Task details: Please find all lines containing "this" in the listing below and copy them.

= Beginning of Section =

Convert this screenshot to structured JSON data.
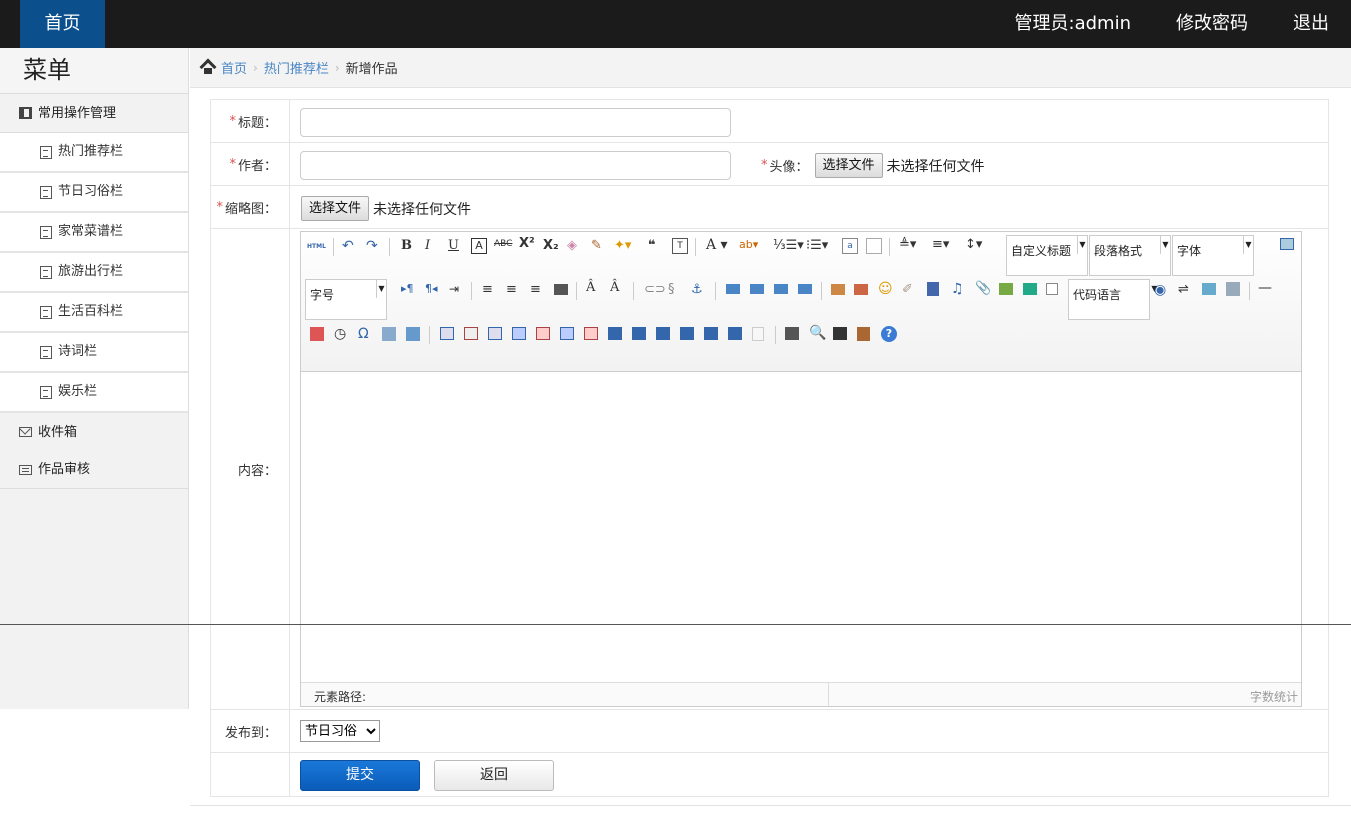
{
  "topbar": {
    "home": "首页",
    "admin": "管理员:admin",
    "change_password": "修改密码",
    "logout": "退出"
  },
  "sidebar": {
    "title": "菜单",
    "group_common": "常用操作管理",
    "items": [
      "热门推荐栏",
      "节日习俗栏",
      "家常菜谱栏",
      "旅游出行栏",
      "生活百科栏",
      "诗词栏",
      "娱乐栏"
    ],
    "inbox": "收件箱",
    "review": "作品审核"
  },
  "breadcrumb": {
    "home": "首页",
    "section": "热门推荐栏",
    "current": "新增作品",
    "separator": "›"
  },
  "form": {
    "required_mark": "*",
    "title_label": "标题：",
    "author_label": "作者：",
    "avatar_label": "头像：",
    "thumbnail_label": "缩略图：",
    "content_label": "内容：",
    "publish_label": "发布到：",
    "title_value": "",
    "author_value": "",
    "file_button": "选择文件",
    "no_file": "未选择任何文件",
    "publish_selected": "节日习俗",
    "submit": "提交",
    "back": "返回"
  },
  "editor": {
    "custom_title": "自定义标题",
    "paragraph_format": "段落格式",
    "font": "字体",
    "font_size": "字号",
    "code_language": "代码语言",
    "element_path": "元素路径:",
    "word_count": "字数统计",
    "html_icon_text": "HTML"
  },
  "colors": {
    "topbar_bg": "#1b1b1b",
    "home_bg": "#0b4f8c",
    "link": "#4a86c5",
    "required": "#d9534f",
    "submit_bg": "#1a78d9"
  }
}
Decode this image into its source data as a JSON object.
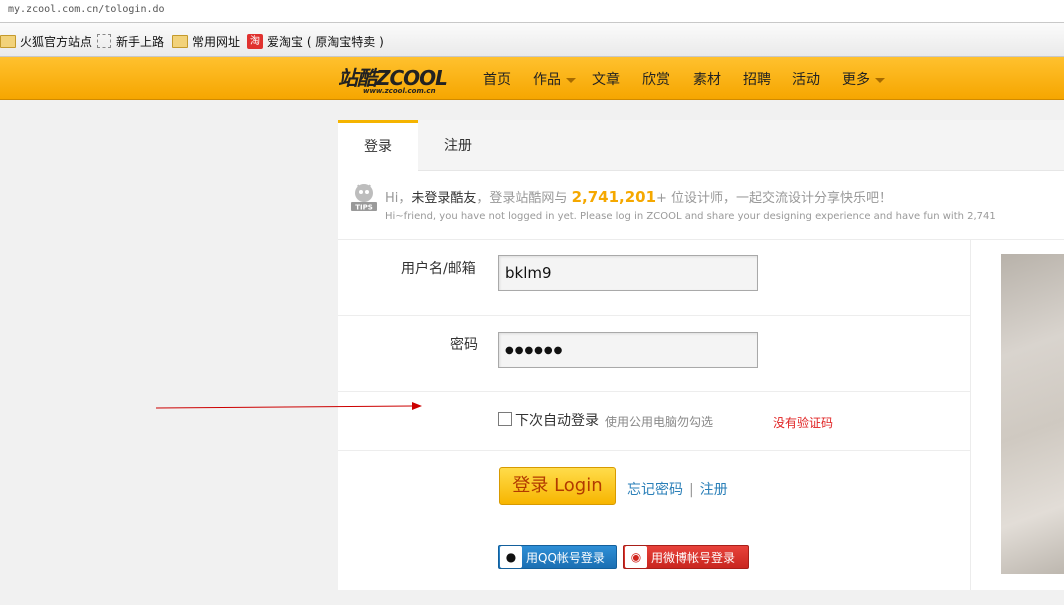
{
  "browser": {
    "url": "my.zcool.com.cn/tologin.do"
  },
  "bookmarks": [
    {
      "label": "火狐官方站点",
      "icon": "folder-icon"
    },
    {
      "label": "新手上路",
      "icon": "dashed-square-icon"
    },
    {
      "label": "常用网址",
      "icon": "folder-icon"
    },
    {
      "label": "爱淘宝 ( 原淘宝特卖 )",
      "icon": "taobao-icon",
      "icon_text": "淘"
    }
  ],
  "site": {
    "logo": "站酷ZCOOL",
    "logo_sub": "www.zcool.com.cn",
    "nav": [
      "首页",
      "作品",
      "文章",
      "欣赏",
      "素材",
      "招聘",
      "活动",
      "更多"
    ]
  },
  "tabs": {
    "login": "登录",
    "register": "注册"
  },
  "tips": {
    "badge": "TIPS",
    "hi": "Hi，",
    "bold": "未登录酷友",
    "mid": "，登录站酷网与",
    "count": "2,741,201",
    "tail": "+ 位设计师，一起交流设计分享快乐吧！",
    "english": "Hi~friend, you have not logged in yet. Please log in ZCOOL and share your designing experience and have fun with 2,741"
  },
  "form": {
    "username_label": "用户名/邮箱",
    "username_value": "bklm9",
    "password_label": "密码",
    "password_value": "●●●●●●",
    "remember_label": "下次自动登录",
    "remember_hint": "使用公用电脑勿勾选",
    "no_captcha": "没有验证码",
    "login_button": "登录 Login",
    "forgot_link": "忘记密码",
    "separator": "|",
    "register_link": "注册",
    "qq_login": "用QQ帐号登录",
    "weibo_login": "用微博帐号登录"
  },
  "colors": {
    "brand": "#f6a600",
    "accent_number": "#f5a800",
    "link": "#2a7fb8",
    "warning": "#e02020",
    "annotation_arrow": "#cc0000"
  }
}
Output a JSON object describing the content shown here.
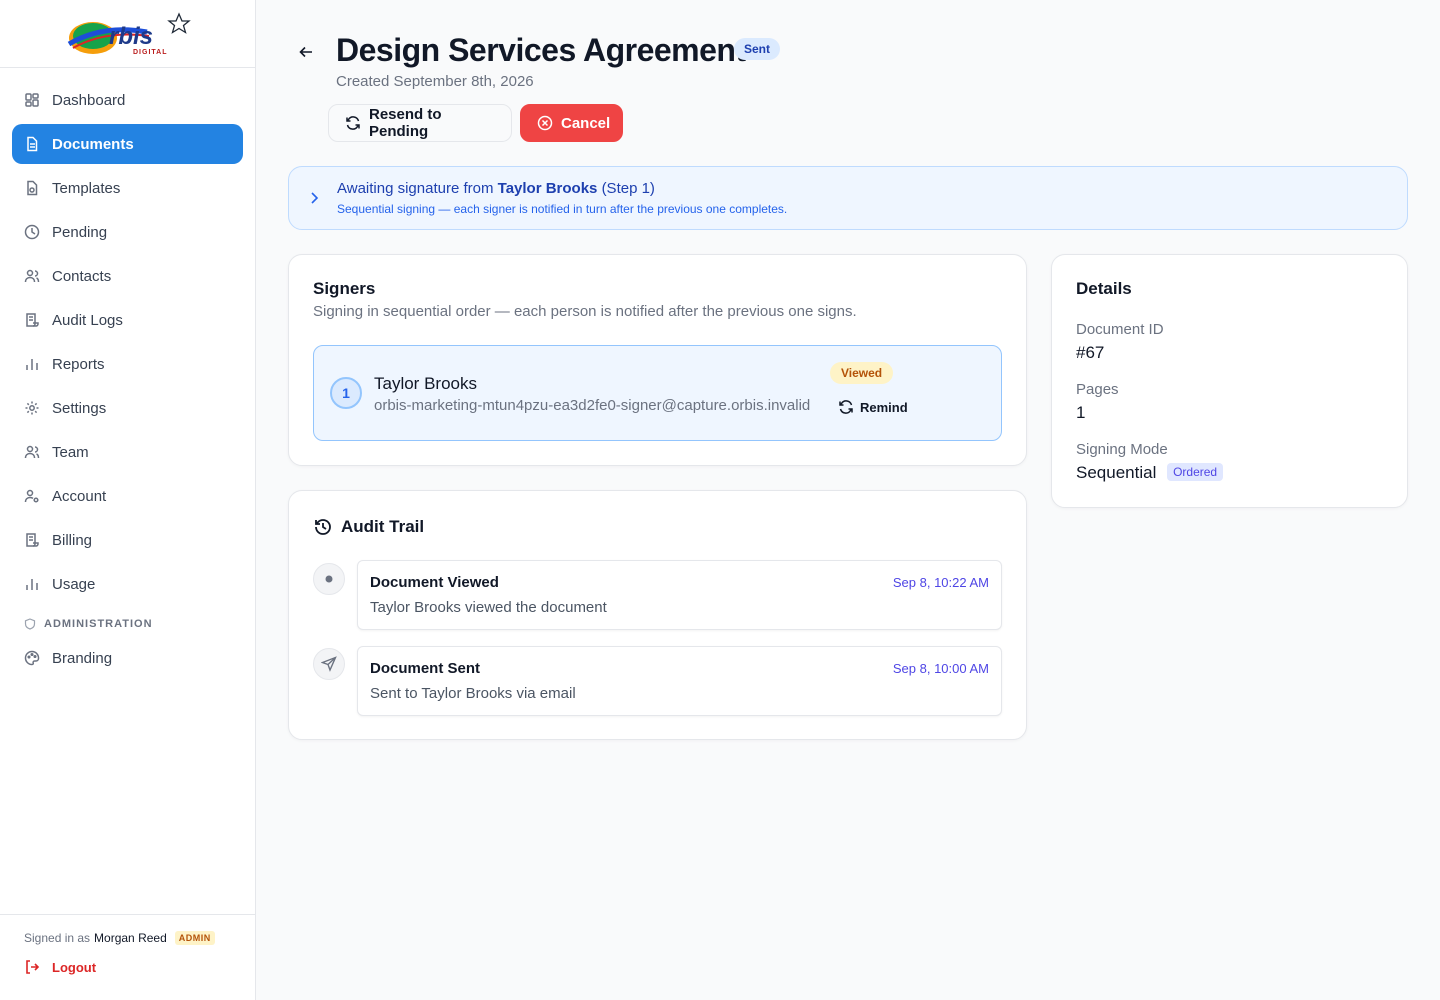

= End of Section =

Exercise solution:
Convert this screenshot to structured JSON data.
Decode this image into its source data as a JSON object.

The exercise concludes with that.